## Task brief
Counting task for the data below: how many lines hold the word "kind"? Answer with the number only.

(Items from a data source)
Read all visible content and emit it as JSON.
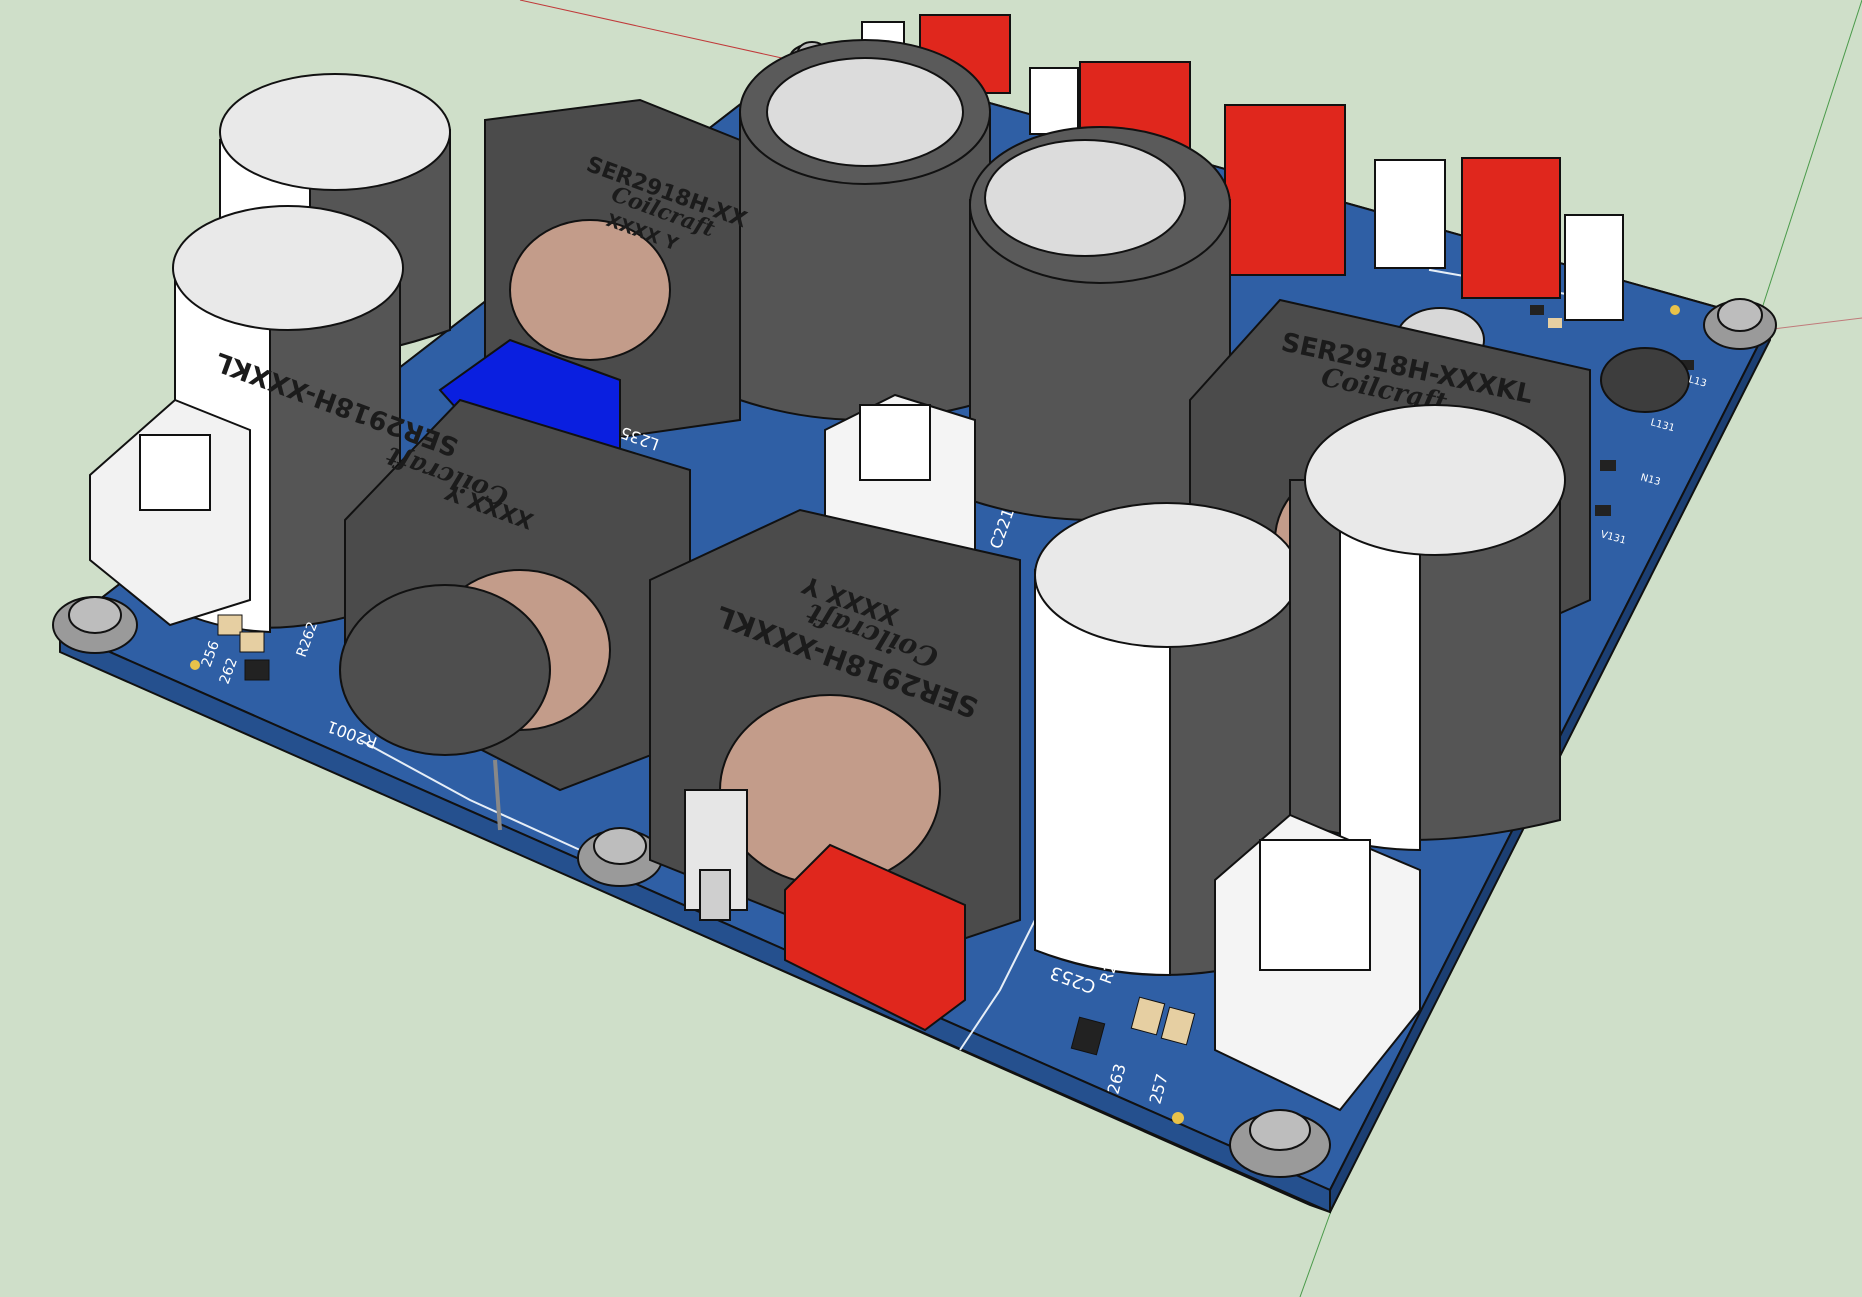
{
  "viewport": {
    "background_color": "#cfdfc9",
    "board_color": "#2f5fa5",
    "pad_color": "#e8c24a"
  },
  "inductors": {
    "part_number": "SER2918H-XXXKL",
    "part_number_partial": "SER2918H-XX",
    "part_number_partial2": "SER2918H-XXXKL",
    "brand": "Coilcraft",
    "date_code": "XXXX Y"
  },
  "silkscreen": {
    "l235": "L235",
    "c221": "C221",
    "c253": "C253",
    "r2001": "R2001",
    "r263": "R263",
    "r262": "R262",
    "num_263": "263",
    "num_257": "257",
    "num_256": "256",
    "num_262": "262"
  },
  "small_labels": {
    "l13": "L13",
    "n13": "N13",
    "l131": "L131",
    "v131": "V131"
  }
}
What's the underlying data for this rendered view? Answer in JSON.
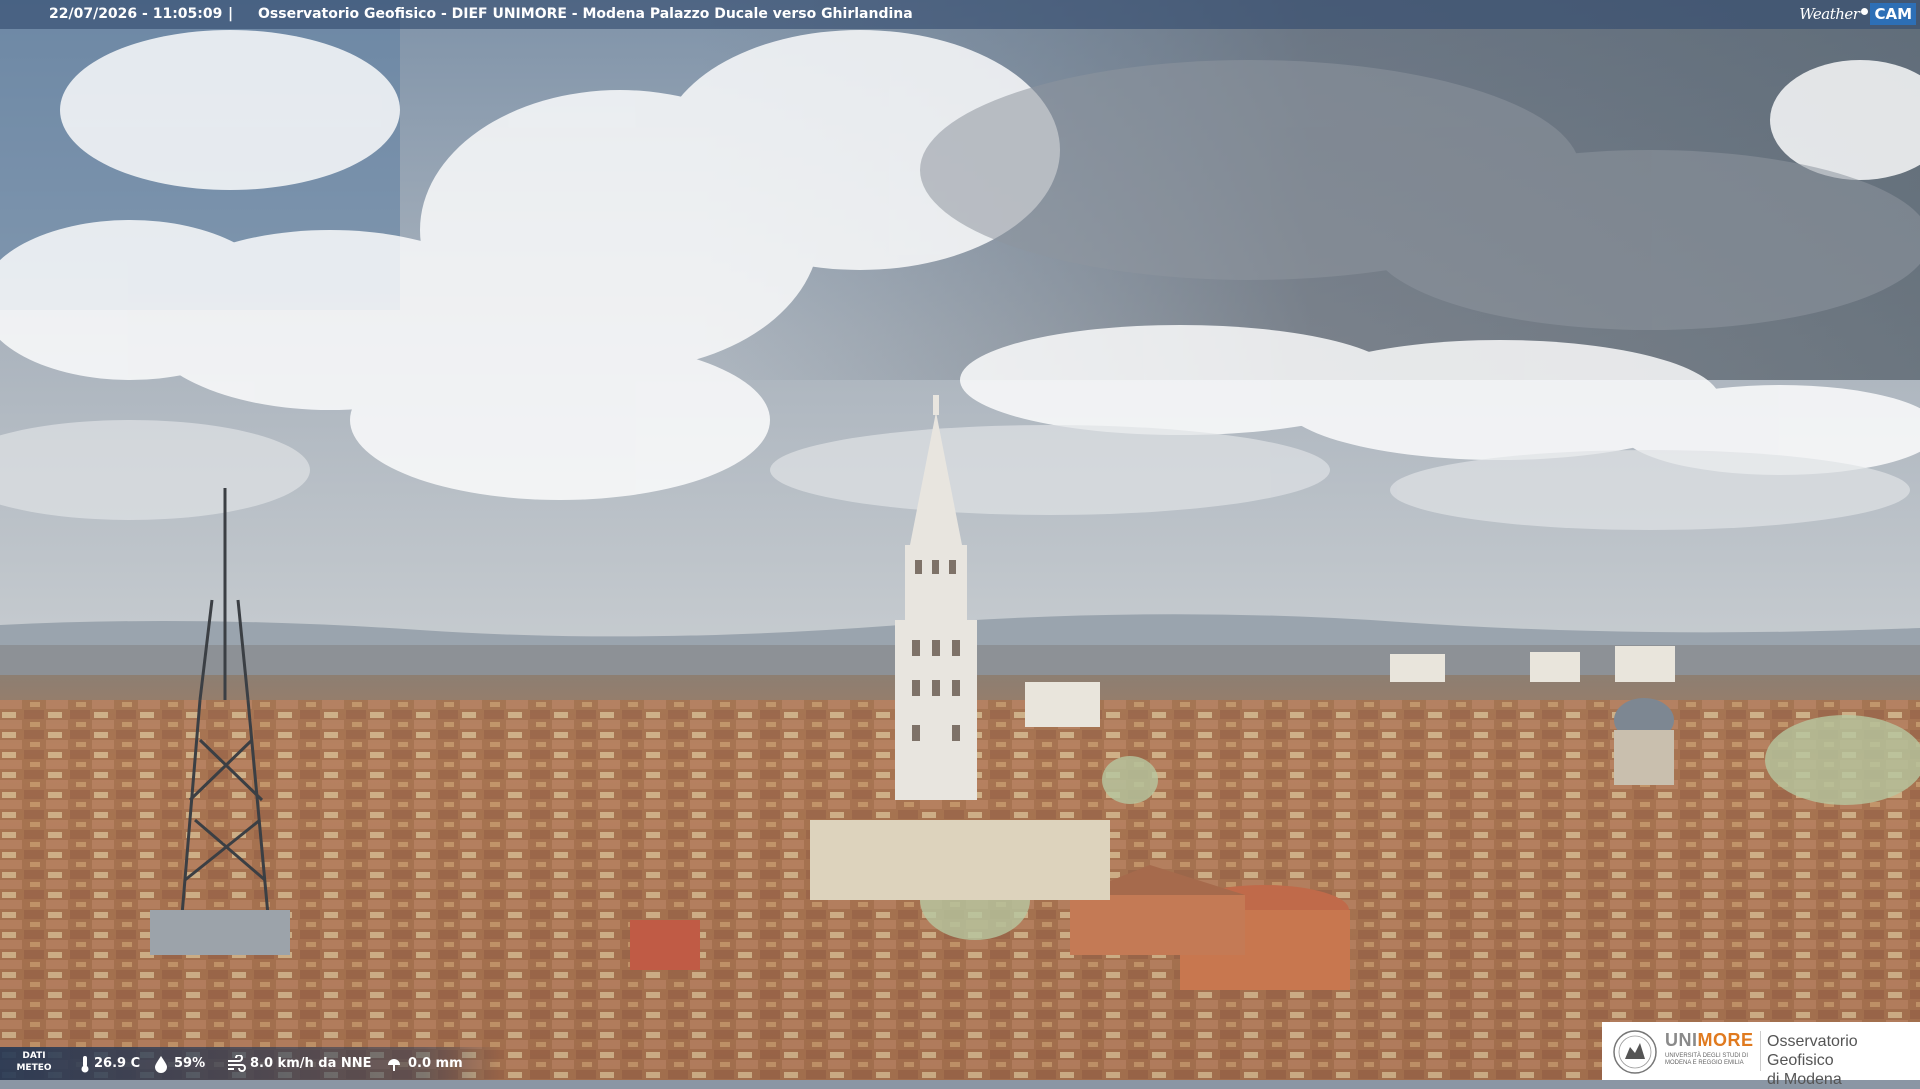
{
  "header": {
    "timestamp": "22/07/2026 - 11:05:09",
    "separator": "|",
    "title": "Osservatorio Geofisico - DIEF UNIMORE - Modena Palazzo Ducale verso Ghirlandina"
  },
  "brand": {
    "weather": "Weather",
    "cam": "CAM",
    "accent": "#2d6fb6"
  },
  "meteo": {
    "label_line1": "DATI",
    "label_line2": "METEO",
    "temperature": "26.9 C",
    "humidity": "59%",
    "wind": "8.0 km/h da NNE",
    "rain": "0.0 mm"
  },
  "logo": {
    "uni": "UNI",
    "more": "MORE",
    "subtitle": "UNIVERSITÀ DEGLI STUDI DI MODENA E REGGIO EMILIA",
    "observatory_line1": "Osservatorio Geofisico",
    "observatory_line2": "di Modena",
    "accent": "#e07a1f"
  },
  "icons": [
    "thermometer-icon",
    "humidity-drop-icon",
    "wind-icon",
    "rain-icon",
    "unimore-seal-icon"
  ]
}
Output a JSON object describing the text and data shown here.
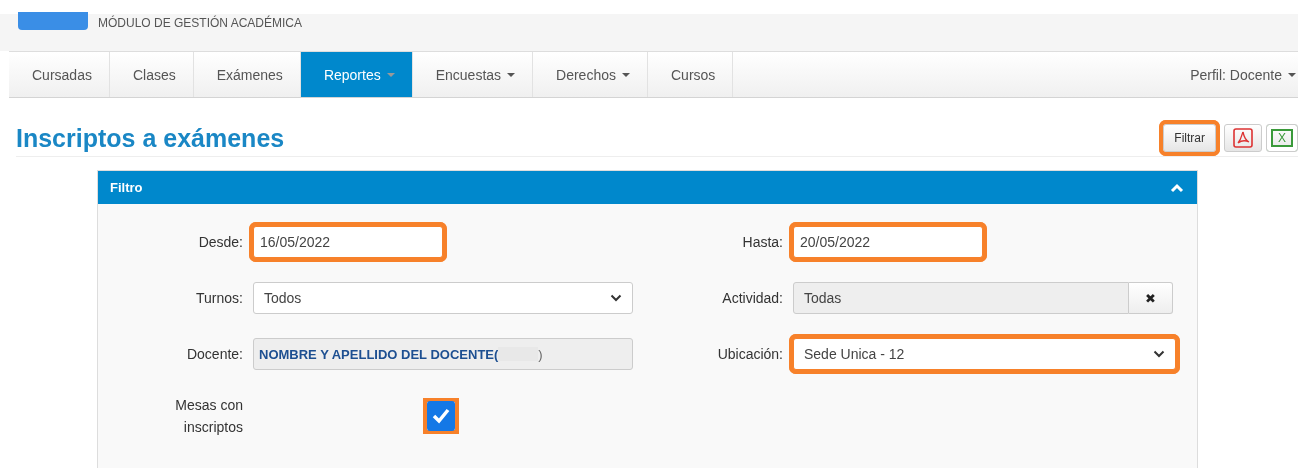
{
  "header": {
    "subtitle": "MÓDULO DE GESTIÓN ACADÉMICA"
  },
  "nav": {
    "tabs": [
      {
        "label": "Cursadas",
        "selected": false,
        "dropdown": false
      },
      {
        "label": "Clases",
        "selected": false,
        "dropdown": false
      },
      {
        "label": "Exámenes",
        "selected": false,
        "dropdown": false
      },
      {
        "label": "Reportes",
        "selected": true,
        "dropdown": true
      },
      {
        "label": "Encuestas",
        "selected": false,
        "dropdown": true
      },
      {
        "label": "Derechos",
        "selected": false,
        "dropdown": true
      },
      {
        "label": "Cursos",
        "selected": false,
        "dropdown": false
      }
    ],
    "profile": "Perfil: Docente"
  },
  "page": {
    "title": "Inscriptos a exámenes",
    "filter_button": {
      "label": "Filtrar",
      "highlighted": true
    },
    "export_buttons": [
      {
        "kind": "pdf"
      },
      {
        "kind": "excel",
        "label": "X"
      }
    ]
  },
  "filter": {
    "title": "Filtro",
    "expanded": true,
    "fields": [
      {
        "kind": "date",
        "label": "Desde:",
        "value": "16/05/2022",
        "highlighted": true
      },
      {
        "kind": "date",
        "label": "Hasta:",
        "value": "20/05/2022",
        "highlighted": true
      },
      {
        "kind": "select",
        "label": "Turnos:",
        "value": "Todos",
        "highlighted": false
      },
      {
        "kind": "lookup",
        "label": "Actividad:",
        "value": "Todas",
        "clear": "✖",
        "highlighted": false
      },
      {
        "kind": "readonly",
        "label": "Docente:",
        "value": "NOMBRE Y APELLIDO DEL DOCENTE(",
        "suffix": ")",
        "highlighted": false
      },
      {
        "kind": "select",
        "label": "Ubicación:",
        "value": "Sede Unica - 12",
        "highlighted": true
      },
      {
        "kind": "checkbox",
        "label": "Mesas con inscriptos",
        "checked": true,
        "highlighted": true
      }
    ]
  }
}
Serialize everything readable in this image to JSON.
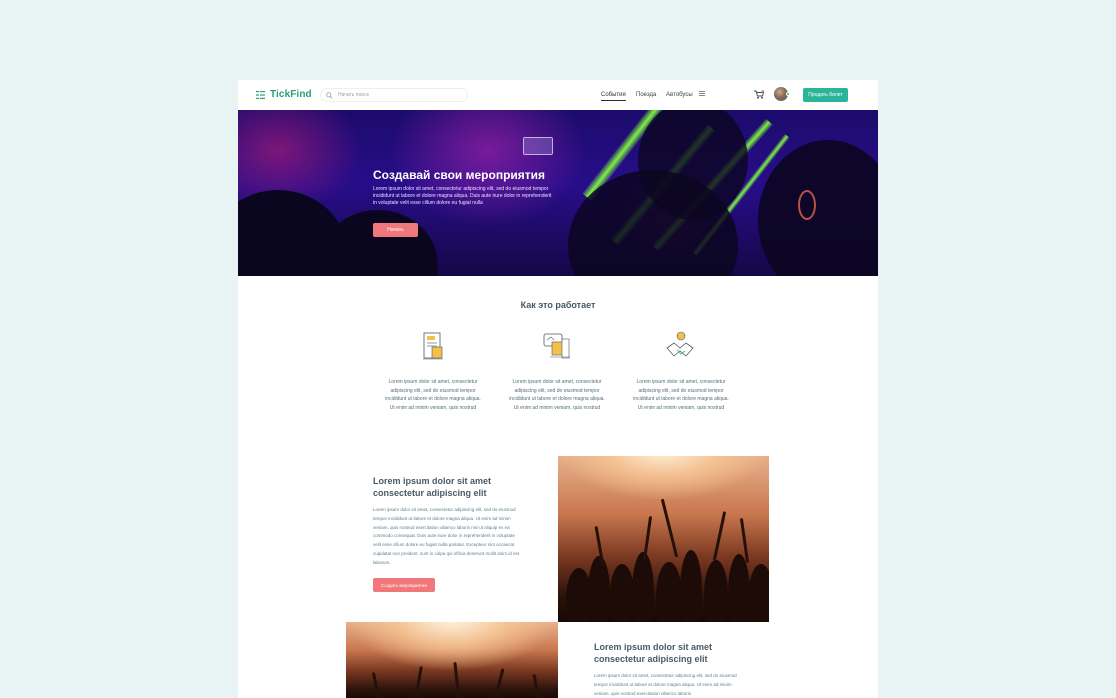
{
  "header": {
    "logo_text": "TickFind",
    "search_placeholder": "Начать поиск",
    "nav": {
      "events": "События",
      "trains": "Поезда",
      "buses": "Автобусы"
    },
    "sell_button": "Продать билет",
    "accent": "#2bb498"
  },
  "hero": {
    "title": "Создавай свои мероприятия",
    "text": "Lorem ipsum dolor sit amet, consectetur adipiscing elit, sed do eiusmod tempor incididunt ut labore et dolore magna aliqua. Duis aute irure dolor in reprehenderit in voluptate velit esse cillum dolore eu fugiat nulla",
    "button": "Начать",
    "button_color": "#f0787a"
  },
  "how": {
    "title": "Как это работает",
    "steps": [
      {
        "icon": "document-icon",
        "text": "Lorem ipsum dolor sit amet, consectetur adipiscing elit, sed do eiusmod tempor incididunt ut labore et dolore magna aliqua. Ut enim ad minim veniam, quis nostrud"
      },
      {
        "icon": "payment-terminal-icon",
        "text": "Lorem ipsum dolor sit amet, consectetur adipiscing elit, sed do eiusmod tempor incididunt ut labore et dolore magna aliqua. Ut enim ad minim veniam, quis nostrud"
      },
      {
        "icon": "handshake-icon",
        "text": "Lorem ipsum dolor sit amet, consectetur adipiscing elit, sed do eiusmod tempor incididunt ut labore et dolore magna aliqua. Ut enim ad minim veniam, quis nostrud"
      }
    ]
  },
  "features": [
    {
      "title": "Lorem ipsum dolor sit amet consectetur adipiscing elit",
      "text": "Lorem ipsum dolor sit amet, consectetur adipiscing elit, sed do eiusmod tempor incididunt ut labore et dolore magna aliqua. Ut enim ad minim veniam, quis nostrud exercitation ullamco laboris nisi ut aliquip ex ea commodo consequat. Duis aute irure dolor in reprehenderit in voluptate velit esse cillum dolore eu fugiat nulla pariatur. Excepteur sint occaecat cupidatat non proident, sunt in culpa qui officia deserunt mollit anim id est laborum.",
      "button": "Создать мероприятие"
    },
    {
      "title": "Lorem ipsum dolor sit amet consectetur adipiscing elit",
      "text": "Lorem ipsum dolor sit amet, consectetur adipiscing elit, sed do eiusmod tempor incididunt ut labore et dolore magna aliqua. Ut enim ad minim veniam, quis nostrud exercitation ullamco laboris"
    }
  ]
}
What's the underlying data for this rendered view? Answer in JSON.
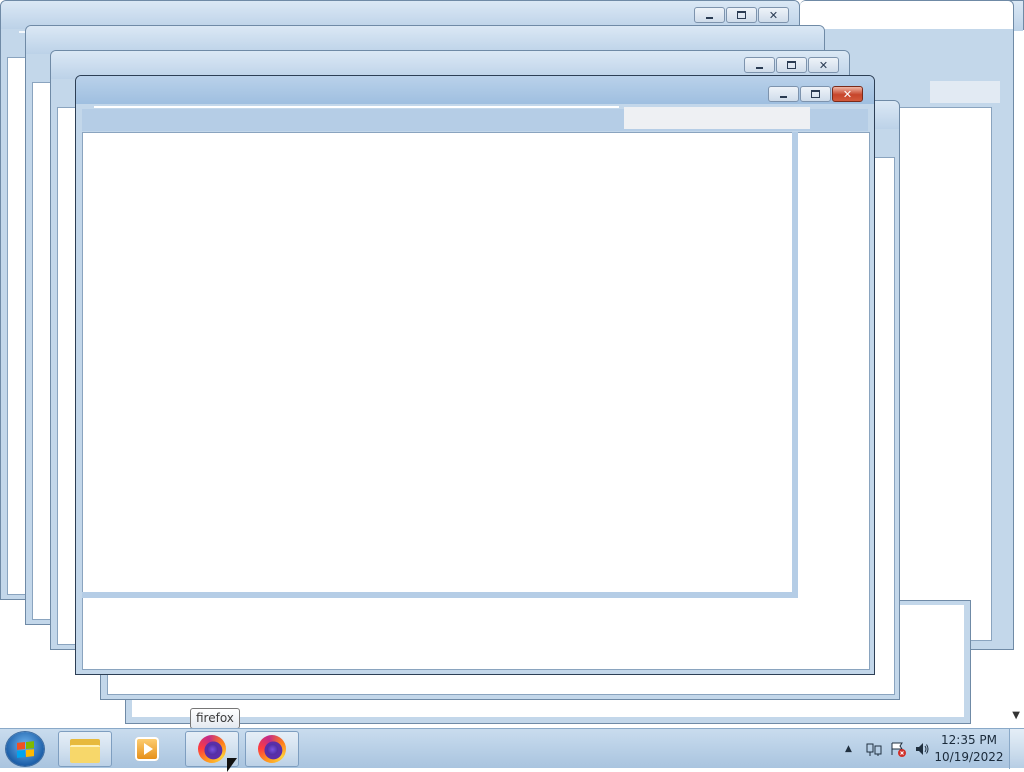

## Response for this exercise
9